Mechanochemistry for the clean and efficient metal-catalysed synthesis of pharmaceutical targets and the study of their molecular recognition
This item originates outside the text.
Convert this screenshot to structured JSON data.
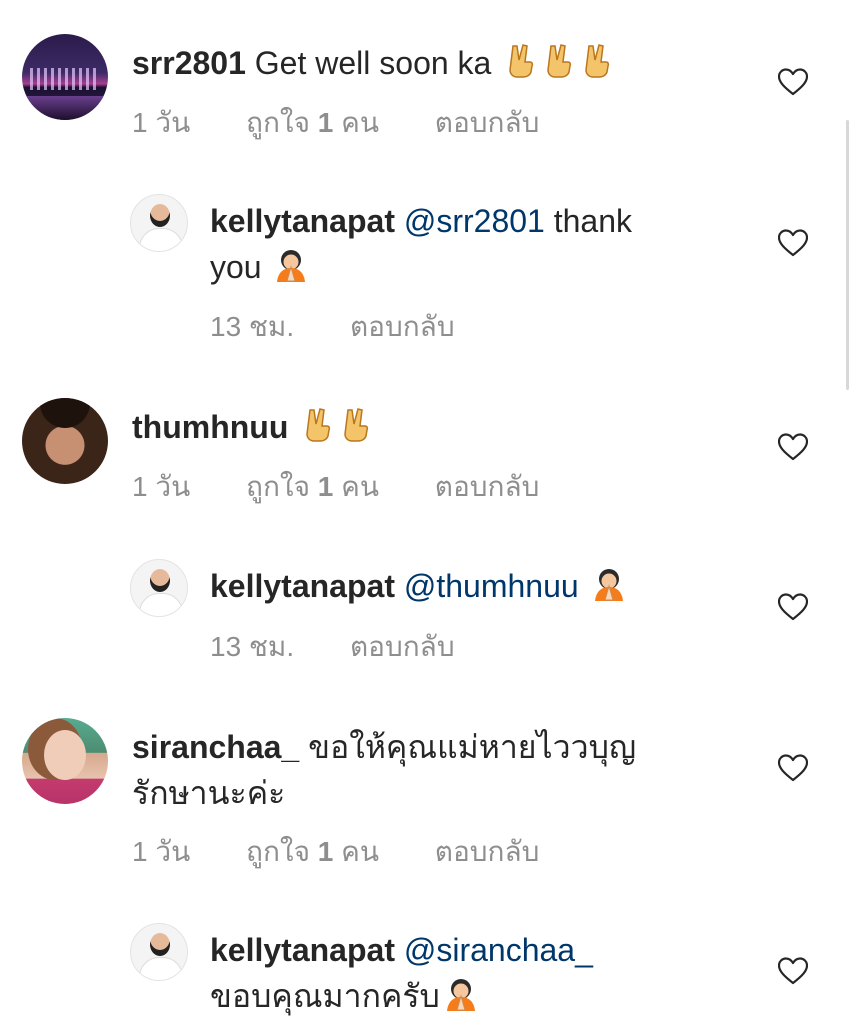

The proposed research intends to develop a catalytic and environmentally-friendly approach for the rapid and simple construction of guanidine derivatives. Guanidines are of considerable pharmaceutical importance and some of their pharmaceutically interesting derivatives are generally difficult to construct using conventional synthetic methods. Application of mechanochemical methodologies allows the development of rapid and inherently low-solvent or even solvent-free synthetic methods, as previously demonstrated for pharmaceutical cocrystals and functional metal-organic materials. The recent discovery of catalytic effects in organic mechanosynthesis offers a suitable means to extend this efficiency, speed and versatility of mechanosynthesis into the broad field of organic synthesis. The proposed collaboration will take advantage of this opportunity and develop an environmentally-friendly synthetic approach of guanidine derivatives using Lewis acid catalysis. In order to achieve an efficient and green synthesis of guanidines, we will combine the research expertise of the Croatian group in guanidine chemistry with the expertise of the Cambridge team in the development of new approaches to conduct environmentally-friendly synthesis. In particular, mechanochemical methods, or reactions induced by mechanical force, that are already being developed in Cambridge, will be used to synthesise guanidines via Lewis acid-based synthetic pathways and screen for their molecular recognition (already being investigated in Zagreb, Croatia). Additionally, mechanochemistry will be used to screen for the binding of small molecules to guanidine derivatives. This will allow the study of their molecular recognition, important for understanding biological activity, in the absence of solvent and solubility effects that are inherent to all methodologies for studying molecular recognition to date. Besides the benefit of contributing to the understanding of the mechanism of interaction of guanidine-based drugs with other molecules, the proposed research will also generate a variety of new solid-state forms of these pharmaceutical compounds in the form of pharmaceutical cocrystals. The ability to conduct mechanochemical processes in a high-throughput fashion will be an additional benefit that will enable the rapid optimisation of mechanochemical reaction conditions, screening for different types of Lewis acid catalysts, and construction of cocrystals. As Lewis acid catalysis is broadly applied across organic synthesis, we envisage that the realisation of this collaboration will open a vast number of new research directions in environmentally-friendly synthesis.